___ DATA FOR ANALYSIS

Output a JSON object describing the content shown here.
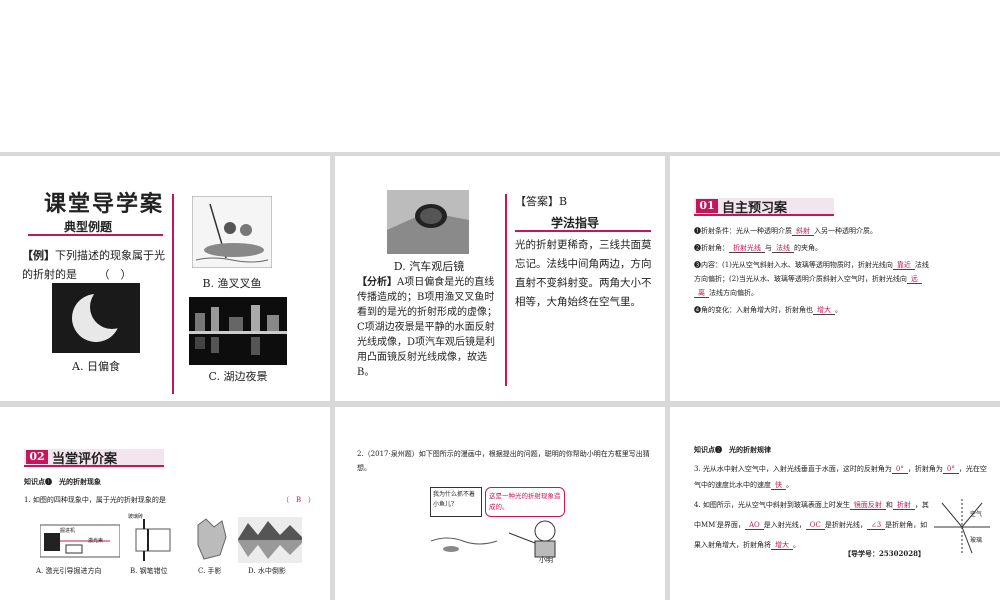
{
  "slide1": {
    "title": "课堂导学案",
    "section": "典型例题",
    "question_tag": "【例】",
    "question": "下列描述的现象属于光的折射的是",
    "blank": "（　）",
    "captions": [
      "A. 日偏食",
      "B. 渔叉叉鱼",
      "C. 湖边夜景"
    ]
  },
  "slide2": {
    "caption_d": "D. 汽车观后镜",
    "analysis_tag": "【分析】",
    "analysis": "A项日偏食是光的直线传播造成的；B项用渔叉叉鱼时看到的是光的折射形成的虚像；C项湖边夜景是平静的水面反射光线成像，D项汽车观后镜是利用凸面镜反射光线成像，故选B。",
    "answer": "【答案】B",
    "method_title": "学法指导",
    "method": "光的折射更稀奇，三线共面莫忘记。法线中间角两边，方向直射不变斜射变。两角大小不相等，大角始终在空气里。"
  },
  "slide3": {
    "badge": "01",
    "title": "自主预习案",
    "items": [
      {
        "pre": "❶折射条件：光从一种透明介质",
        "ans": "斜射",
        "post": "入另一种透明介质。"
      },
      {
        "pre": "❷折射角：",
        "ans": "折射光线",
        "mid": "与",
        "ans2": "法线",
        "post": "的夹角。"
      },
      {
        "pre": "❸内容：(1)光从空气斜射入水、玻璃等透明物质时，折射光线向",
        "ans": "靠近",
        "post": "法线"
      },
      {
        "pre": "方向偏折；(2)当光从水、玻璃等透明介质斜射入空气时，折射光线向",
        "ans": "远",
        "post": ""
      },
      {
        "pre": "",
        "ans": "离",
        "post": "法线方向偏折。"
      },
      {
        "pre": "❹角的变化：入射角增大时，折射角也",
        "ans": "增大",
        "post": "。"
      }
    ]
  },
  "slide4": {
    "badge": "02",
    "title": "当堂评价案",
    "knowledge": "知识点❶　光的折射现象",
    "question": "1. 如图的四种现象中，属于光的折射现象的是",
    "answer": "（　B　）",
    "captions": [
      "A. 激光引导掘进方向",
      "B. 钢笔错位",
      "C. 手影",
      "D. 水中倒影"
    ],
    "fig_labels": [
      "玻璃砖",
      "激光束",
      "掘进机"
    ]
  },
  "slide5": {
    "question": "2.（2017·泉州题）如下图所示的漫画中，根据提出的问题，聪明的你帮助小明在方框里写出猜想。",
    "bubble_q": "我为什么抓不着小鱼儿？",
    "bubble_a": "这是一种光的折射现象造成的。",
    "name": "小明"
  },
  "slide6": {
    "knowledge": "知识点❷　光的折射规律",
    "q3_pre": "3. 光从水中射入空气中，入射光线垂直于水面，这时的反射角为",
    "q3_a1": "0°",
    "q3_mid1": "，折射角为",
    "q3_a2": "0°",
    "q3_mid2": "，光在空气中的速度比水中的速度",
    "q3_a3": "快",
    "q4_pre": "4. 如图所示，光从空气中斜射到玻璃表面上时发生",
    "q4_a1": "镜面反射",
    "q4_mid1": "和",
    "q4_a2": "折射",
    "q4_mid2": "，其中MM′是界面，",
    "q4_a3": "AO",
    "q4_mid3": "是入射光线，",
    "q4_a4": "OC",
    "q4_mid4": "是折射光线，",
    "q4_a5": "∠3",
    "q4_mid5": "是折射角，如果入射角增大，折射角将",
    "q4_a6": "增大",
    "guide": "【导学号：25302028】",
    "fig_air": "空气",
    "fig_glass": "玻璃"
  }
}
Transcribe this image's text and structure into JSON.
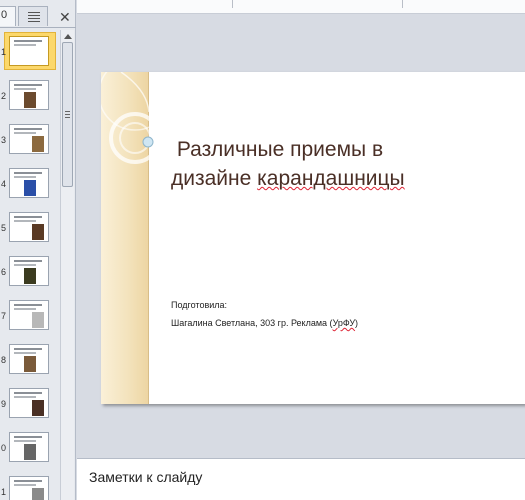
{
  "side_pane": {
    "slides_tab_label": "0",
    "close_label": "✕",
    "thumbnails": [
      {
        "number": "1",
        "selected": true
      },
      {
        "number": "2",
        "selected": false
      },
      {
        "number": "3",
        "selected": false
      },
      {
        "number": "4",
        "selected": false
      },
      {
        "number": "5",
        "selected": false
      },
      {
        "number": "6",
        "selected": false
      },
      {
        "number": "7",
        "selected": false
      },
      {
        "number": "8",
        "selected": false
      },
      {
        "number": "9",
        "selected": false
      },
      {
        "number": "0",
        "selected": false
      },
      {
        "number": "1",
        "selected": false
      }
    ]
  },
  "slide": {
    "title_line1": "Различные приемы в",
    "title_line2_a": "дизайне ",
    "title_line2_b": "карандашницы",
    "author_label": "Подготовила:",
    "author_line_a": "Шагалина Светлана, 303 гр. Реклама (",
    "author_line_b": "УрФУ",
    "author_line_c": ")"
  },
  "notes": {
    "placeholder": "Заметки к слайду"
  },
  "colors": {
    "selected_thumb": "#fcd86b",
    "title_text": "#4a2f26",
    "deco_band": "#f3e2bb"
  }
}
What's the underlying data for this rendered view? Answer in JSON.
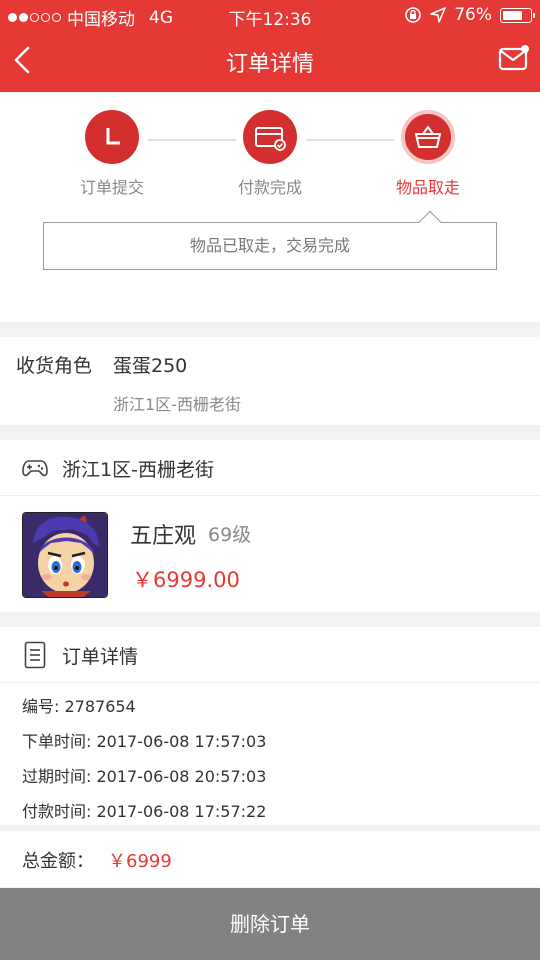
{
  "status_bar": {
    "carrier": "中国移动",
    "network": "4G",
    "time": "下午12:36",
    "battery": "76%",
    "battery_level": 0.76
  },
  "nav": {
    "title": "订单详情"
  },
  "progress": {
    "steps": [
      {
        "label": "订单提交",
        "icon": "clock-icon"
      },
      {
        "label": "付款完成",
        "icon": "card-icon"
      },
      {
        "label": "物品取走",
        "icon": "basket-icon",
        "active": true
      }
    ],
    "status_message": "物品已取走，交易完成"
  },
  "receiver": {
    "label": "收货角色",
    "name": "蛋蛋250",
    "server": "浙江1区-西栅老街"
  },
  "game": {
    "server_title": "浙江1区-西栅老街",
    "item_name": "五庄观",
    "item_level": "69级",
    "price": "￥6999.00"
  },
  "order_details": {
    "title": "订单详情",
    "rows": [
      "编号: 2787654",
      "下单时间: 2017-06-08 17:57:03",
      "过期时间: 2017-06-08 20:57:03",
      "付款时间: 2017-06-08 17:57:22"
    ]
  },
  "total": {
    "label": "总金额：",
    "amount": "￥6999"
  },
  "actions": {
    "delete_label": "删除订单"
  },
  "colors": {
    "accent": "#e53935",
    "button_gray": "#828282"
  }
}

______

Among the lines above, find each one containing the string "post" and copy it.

* **OUTPUT BELOW**:
        "post": "入另一种透明介质。"
        "post": "的夹角。"
        "post": "法线"
        "post": ""
        "post": "法线方向偏折。"
        "post": "。"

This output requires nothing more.